## DATA SHOWN
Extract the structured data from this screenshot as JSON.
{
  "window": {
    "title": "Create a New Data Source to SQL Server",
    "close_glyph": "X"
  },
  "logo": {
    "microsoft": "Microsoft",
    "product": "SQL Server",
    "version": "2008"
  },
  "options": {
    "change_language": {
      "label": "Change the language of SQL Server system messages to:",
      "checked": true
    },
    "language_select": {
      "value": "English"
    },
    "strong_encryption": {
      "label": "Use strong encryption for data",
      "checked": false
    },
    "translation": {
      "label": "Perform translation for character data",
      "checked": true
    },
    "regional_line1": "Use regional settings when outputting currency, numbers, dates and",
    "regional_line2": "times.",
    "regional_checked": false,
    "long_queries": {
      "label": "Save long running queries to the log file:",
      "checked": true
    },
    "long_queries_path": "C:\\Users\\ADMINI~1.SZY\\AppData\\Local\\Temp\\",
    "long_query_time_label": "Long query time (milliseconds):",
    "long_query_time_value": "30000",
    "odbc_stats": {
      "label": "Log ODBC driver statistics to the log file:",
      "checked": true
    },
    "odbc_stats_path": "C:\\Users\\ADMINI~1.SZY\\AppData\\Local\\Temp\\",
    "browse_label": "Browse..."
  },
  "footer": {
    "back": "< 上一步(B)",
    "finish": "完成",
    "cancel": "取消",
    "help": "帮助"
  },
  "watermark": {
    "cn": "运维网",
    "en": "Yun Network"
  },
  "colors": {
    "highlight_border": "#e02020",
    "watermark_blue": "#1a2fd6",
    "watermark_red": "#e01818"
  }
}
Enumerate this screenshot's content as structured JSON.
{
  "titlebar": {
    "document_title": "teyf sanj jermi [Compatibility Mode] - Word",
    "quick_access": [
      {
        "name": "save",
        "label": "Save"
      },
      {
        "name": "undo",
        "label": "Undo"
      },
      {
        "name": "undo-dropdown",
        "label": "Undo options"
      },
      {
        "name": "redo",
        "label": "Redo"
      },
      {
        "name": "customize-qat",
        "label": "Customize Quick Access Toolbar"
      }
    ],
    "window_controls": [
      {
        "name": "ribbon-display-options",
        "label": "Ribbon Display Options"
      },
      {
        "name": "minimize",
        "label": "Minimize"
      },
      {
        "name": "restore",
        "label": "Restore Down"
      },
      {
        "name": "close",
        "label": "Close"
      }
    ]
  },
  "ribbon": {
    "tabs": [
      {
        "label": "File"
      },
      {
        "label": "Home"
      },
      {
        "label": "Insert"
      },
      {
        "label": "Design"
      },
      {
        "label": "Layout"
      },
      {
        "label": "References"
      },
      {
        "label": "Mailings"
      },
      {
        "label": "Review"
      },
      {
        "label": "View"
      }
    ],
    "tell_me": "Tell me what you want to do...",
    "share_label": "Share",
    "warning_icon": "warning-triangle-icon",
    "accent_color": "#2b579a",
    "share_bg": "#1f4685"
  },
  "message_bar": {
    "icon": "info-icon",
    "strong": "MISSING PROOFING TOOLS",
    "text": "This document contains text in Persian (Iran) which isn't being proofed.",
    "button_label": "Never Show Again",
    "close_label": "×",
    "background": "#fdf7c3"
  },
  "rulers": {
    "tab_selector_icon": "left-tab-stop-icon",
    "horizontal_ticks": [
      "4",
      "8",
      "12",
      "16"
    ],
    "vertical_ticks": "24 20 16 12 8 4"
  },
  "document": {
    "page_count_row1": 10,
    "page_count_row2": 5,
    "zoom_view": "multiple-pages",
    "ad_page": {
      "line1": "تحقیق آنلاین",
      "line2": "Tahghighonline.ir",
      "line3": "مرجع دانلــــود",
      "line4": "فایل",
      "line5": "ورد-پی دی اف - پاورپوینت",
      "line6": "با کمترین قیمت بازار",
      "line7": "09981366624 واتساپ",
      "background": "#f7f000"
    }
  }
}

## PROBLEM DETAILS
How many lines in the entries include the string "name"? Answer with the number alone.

## EXERCISE SOLUTION
9